. Policy paper on primary prevention of cardiovascular diseases. Current draft of 3/25/2003 issued by the Executive Committee of the German Society of Cardiology, Heart and Circulation Research. Edited by the Prevention Project Group on behalf of the Executive Committee. Z Kardiol 2003;92:522-523.
. Results of the National Cholesterol Education (NCEP) Program Evaluation ProjecT Utilizing Novel E-Technology (NEPTUNE) II survey and implications for treatment under the recent NCEP Writing Group recommendations.
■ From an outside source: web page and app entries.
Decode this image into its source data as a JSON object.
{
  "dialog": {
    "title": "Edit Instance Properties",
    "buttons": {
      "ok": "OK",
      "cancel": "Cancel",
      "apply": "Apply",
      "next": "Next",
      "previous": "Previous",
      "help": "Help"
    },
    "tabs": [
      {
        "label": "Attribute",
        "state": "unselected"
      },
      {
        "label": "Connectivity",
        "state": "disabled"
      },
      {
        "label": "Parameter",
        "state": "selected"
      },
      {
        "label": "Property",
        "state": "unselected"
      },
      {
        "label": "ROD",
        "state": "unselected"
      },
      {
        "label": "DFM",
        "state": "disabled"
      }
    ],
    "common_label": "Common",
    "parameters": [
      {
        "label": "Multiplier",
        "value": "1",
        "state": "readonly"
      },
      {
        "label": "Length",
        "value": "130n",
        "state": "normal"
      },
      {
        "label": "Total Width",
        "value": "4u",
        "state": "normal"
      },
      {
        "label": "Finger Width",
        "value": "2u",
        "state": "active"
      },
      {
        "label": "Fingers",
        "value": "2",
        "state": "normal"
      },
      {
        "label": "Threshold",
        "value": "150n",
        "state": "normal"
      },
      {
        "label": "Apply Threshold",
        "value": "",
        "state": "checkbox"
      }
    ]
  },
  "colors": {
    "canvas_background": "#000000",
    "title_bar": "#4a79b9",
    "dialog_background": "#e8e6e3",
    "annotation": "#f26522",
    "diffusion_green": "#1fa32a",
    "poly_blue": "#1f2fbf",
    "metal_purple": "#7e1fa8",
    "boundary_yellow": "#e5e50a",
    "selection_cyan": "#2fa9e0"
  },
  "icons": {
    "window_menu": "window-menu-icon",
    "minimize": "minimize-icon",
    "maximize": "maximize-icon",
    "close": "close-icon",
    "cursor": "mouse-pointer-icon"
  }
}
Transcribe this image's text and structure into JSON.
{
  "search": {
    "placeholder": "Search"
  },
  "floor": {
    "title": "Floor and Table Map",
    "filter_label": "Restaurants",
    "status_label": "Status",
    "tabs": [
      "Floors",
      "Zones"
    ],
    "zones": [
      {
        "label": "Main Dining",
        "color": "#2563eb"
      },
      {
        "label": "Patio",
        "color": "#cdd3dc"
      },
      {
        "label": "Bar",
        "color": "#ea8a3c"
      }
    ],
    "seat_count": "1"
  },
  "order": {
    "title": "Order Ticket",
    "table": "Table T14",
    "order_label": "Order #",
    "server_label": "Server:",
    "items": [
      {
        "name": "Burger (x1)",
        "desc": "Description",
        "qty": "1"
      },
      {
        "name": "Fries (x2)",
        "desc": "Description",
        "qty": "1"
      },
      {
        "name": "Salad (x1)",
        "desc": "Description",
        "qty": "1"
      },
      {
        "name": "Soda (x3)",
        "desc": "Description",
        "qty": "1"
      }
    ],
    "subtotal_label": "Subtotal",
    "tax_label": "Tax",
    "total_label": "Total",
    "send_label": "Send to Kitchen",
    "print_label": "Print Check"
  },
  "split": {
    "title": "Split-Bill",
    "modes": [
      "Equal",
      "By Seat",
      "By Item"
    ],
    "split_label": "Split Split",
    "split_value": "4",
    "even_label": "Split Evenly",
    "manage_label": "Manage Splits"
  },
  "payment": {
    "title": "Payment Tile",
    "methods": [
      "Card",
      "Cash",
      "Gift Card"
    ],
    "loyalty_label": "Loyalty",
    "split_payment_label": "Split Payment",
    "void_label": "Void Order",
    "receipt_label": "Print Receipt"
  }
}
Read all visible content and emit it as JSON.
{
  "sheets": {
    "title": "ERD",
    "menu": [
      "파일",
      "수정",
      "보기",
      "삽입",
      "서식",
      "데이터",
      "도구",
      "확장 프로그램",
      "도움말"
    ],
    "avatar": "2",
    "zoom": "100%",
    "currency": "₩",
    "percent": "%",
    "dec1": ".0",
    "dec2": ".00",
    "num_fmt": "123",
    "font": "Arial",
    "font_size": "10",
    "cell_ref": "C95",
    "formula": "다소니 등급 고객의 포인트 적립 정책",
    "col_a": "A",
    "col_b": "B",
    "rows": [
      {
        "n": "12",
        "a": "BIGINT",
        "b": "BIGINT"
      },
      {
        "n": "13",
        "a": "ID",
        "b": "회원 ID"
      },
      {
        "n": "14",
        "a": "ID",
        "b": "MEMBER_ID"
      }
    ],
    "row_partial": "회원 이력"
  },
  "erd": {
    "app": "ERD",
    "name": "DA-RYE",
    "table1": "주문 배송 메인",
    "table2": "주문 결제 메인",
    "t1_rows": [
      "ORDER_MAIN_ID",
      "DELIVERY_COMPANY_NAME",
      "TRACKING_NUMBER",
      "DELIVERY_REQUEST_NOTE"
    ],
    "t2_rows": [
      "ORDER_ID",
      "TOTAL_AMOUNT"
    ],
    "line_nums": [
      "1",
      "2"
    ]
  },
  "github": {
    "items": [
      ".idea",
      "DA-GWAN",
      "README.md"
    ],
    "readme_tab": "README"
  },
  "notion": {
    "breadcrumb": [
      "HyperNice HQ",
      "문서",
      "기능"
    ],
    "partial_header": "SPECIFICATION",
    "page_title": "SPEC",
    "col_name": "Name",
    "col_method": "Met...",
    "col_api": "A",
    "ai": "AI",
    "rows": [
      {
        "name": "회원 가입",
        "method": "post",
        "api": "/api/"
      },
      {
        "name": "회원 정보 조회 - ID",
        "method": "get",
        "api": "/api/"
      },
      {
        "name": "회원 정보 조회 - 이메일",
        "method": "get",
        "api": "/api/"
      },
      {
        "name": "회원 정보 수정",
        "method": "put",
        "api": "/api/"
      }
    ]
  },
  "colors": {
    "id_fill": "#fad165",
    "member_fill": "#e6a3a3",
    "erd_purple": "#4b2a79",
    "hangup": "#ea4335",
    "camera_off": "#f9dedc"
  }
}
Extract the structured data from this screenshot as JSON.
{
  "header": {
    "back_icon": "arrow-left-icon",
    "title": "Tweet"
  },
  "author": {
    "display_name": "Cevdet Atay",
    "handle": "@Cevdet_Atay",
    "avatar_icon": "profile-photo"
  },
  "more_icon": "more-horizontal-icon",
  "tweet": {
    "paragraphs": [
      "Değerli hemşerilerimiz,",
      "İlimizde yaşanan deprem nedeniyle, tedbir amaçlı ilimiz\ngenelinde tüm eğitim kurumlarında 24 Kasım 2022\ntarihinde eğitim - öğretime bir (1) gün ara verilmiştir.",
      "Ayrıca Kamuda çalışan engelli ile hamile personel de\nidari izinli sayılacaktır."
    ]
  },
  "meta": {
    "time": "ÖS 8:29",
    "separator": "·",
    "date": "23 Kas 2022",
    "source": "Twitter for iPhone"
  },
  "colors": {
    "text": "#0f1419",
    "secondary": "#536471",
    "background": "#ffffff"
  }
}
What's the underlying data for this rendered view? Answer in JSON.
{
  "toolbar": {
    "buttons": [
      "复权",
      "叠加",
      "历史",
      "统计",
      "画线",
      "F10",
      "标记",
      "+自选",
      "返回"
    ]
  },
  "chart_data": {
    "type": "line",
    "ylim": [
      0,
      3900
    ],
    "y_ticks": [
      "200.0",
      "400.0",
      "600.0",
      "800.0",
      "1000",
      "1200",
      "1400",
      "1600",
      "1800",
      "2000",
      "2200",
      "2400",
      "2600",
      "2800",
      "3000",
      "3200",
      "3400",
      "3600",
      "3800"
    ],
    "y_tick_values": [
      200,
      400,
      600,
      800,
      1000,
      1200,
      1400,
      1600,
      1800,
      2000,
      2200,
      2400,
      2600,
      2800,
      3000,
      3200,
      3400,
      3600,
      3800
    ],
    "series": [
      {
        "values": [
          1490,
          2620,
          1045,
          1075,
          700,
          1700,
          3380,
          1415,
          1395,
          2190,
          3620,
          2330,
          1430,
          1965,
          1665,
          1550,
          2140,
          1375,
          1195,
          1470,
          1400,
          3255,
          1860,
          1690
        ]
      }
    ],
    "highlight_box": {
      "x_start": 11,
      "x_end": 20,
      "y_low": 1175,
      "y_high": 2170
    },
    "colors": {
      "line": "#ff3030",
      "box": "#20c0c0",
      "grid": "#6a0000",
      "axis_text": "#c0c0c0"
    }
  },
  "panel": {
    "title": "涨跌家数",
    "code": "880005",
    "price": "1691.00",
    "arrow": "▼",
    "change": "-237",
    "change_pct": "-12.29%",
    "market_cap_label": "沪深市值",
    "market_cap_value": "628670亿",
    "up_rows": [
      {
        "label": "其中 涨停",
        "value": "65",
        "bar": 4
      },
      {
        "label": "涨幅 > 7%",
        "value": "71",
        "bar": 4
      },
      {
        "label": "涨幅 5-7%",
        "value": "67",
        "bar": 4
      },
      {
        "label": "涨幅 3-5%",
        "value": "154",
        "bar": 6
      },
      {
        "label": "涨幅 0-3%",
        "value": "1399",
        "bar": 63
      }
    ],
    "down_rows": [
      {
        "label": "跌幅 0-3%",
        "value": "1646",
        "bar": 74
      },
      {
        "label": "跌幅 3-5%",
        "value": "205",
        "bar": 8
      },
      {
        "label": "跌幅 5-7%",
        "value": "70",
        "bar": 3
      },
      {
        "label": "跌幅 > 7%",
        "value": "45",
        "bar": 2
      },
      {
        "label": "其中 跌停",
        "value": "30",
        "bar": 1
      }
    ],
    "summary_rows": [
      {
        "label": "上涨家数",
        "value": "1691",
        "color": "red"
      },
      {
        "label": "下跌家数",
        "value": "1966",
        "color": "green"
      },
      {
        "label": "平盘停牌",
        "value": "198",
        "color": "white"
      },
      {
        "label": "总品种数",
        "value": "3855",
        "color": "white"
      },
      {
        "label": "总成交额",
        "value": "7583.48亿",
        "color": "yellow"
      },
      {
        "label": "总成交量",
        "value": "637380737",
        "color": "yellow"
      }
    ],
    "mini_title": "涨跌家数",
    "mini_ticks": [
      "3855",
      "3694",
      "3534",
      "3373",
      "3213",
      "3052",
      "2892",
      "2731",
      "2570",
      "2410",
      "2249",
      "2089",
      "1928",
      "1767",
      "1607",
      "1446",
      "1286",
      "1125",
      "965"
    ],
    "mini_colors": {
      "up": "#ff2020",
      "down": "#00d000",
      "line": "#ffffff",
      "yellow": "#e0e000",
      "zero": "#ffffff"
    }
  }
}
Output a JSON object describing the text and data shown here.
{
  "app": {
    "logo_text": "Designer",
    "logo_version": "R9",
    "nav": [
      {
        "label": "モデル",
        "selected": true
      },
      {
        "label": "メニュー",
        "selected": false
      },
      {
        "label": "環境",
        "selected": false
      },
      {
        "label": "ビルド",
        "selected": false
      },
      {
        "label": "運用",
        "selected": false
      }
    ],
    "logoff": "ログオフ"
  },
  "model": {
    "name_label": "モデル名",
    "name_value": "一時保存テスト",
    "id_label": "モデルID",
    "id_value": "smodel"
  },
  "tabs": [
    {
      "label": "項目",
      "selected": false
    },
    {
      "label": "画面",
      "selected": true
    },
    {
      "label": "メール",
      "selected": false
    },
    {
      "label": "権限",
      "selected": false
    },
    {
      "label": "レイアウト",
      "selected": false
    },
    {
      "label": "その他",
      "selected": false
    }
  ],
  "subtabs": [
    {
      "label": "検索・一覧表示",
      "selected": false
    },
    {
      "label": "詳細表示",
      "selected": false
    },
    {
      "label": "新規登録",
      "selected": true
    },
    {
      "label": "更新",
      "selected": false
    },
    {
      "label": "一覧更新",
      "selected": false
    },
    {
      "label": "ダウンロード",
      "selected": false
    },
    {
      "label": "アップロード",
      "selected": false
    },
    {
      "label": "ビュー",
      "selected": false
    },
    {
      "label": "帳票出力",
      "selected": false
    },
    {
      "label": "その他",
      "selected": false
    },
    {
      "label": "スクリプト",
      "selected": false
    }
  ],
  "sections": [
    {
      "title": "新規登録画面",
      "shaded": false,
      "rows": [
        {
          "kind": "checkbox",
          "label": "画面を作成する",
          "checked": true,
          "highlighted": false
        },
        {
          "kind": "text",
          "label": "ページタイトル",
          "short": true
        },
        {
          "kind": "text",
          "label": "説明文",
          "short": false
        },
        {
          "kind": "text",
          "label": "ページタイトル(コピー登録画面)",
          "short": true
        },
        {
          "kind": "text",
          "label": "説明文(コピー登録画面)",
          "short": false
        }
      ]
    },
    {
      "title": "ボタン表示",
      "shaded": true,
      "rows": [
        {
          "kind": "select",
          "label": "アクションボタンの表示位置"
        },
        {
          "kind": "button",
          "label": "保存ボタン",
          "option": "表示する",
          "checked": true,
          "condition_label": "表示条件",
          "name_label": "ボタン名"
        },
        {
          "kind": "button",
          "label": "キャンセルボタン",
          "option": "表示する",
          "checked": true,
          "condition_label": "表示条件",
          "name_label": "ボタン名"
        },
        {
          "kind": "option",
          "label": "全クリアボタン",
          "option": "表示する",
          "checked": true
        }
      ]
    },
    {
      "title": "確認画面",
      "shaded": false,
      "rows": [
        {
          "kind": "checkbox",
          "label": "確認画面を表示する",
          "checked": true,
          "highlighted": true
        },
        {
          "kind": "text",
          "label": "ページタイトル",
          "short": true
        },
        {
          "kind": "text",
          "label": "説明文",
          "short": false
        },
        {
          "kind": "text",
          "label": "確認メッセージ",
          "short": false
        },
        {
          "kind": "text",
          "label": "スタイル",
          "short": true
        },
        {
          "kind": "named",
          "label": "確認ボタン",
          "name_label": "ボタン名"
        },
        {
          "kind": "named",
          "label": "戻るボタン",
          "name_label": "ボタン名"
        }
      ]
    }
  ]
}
Am J Cardiol 2005;96:556-563.
. A community-based, randomized trial of ezetimibe added to statin therapy to attain NCEP ATP III goals for LDL cholesterol in hypercholesterolemic patients: the ezetimibe add-on to statin for effectiveness (EASE) trial. Mayo Clin Proc 2005;80:587-595.